*** Block opens ***
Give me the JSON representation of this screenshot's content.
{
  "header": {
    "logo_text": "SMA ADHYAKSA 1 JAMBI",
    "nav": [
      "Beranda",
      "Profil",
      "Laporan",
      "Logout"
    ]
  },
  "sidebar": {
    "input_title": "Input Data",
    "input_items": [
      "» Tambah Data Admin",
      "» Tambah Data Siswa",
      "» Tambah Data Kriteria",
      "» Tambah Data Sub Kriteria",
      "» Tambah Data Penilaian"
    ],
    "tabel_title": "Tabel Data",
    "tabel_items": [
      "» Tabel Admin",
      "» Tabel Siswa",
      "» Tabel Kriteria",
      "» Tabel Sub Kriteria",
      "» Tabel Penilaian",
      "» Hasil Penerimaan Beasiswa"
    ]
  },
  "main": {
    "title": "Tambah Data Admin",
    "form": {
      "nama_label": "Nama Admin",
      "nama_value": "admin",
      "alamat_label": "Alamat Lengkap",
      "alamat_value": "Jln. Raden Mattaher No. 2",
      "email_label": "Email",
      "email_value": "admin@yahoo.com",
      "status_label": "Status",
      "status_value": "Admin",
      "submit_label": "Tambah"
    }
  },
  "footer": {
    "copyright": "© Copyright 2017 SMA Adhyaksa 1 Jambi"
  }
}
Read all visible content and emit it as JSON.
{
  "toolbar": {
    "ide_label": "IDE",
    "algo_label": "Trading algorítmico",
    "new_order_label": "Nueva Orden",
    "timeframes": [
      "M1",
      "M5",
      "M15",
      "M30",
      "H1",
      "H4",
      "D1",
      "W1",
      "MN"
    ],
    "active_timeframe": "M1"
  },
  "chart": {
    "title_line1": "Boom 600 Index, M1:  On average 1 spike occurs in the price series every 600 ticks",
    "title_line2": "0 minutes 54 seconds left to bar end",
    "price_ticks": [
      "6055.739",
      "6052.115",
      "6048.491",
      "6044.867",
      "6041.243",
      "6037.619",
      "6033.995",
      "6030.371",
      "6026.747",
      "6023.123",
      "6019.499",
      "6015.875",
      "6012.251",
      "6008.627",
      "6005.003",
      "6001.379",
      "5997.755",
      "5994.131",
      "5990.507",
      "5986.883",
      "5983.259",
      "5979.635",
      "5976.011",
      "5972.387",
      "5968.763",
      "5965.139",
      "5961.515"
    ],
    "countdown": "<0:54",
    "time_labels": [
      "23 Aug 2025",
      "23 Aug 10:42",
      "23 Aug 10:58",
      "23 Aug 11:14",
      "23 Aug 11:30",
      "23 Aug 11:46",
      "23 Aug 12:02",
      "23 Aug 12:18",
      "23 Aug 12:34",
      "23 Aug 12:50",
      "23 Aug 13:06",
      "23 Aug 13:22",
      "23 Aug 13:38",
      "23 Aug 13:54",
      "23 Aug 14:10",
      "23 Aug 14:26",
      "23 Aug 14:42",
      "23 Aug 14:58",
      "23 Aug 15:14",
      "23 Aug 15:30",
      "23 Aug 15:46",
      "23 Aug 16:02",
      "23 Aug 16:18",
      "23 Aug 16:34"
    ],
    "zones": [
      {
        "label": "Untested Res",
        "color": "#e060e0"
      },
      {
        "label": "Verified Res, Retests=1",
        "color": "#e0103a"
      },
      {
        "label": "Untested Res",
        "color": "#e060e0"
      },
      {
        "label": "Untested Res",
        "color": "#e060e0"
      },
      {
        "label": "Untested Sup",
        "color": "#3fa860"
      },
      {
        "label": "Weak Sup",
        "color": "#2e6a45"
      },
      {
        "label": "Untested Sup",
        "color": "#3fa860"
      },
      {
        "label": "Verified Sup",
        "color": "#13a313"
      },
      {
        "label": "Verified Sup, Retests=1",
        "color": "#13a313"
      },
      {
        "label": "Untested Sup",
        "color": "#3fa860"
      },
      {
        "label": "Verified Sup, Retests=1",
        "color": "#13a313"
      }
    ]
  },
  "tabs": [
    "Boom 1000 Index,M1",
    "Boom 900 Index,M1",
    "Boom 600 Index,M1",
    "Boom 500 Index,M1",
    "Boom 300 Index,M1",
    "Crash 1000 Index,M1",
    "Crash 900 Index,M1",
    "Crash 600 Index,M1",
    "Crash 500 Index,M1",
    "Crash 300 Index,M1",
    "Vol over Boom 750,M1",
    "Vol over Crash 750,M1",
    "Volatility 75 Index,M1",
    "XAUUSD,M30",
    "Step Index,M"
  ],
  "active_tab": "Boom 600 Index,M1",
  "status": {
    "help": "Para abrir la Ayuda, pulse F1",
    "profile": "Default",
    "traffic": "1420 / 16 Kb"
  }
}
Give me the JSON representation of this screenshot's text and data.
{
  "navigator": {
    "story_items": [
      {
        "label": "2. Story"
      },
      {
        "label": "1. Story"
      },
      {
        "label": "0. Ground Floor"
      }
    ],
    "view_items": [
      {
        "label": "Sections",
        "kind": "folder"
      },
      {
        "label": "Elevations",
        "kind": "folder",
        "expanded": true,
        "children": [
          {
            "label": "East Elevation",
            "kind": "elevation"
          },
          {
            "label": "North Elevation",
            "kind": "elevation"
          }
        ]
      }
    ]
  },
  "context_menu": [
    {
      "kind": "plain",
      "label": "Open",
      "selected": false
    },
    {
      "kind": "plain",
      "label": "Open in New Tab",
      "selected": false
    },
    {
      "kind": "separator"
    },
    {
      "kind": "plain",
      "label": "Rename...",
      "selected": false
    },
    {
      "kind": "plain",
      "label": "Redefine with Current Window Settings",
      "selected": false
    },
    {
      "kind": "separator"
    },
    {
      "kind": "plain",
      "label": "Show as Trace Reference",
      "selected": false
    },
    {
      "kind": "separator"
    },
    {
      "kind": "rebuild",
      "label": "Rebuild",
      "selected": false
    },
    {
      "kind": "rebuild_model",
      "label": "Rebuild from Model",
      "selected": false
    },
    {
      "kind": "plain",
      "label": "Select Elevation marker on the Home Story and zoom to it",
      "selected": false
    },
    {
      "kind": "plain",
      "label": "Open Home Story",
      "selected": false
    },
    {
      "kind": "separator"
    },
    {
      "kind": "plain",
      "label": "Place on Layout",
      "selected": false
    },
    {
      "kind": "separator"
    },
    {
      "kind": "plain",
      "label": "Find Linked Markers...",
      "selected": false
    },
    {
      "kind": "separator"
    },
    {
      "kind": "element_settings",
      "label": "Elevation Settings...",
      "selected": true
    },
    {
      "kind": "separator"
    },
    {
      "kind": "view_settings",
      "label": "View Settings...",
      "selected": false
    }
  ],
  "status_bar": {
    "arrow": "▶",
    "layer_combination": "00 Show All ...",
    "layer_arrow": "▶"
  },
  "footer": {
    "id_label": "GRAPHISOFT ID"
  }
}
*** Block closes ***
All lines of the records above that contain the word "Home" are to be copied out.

• OUTPUT FOR THIS EXERCISE
      "label": "Select Elevation marker on the Home Story and zoom to it",
      "label": "Open Home Story",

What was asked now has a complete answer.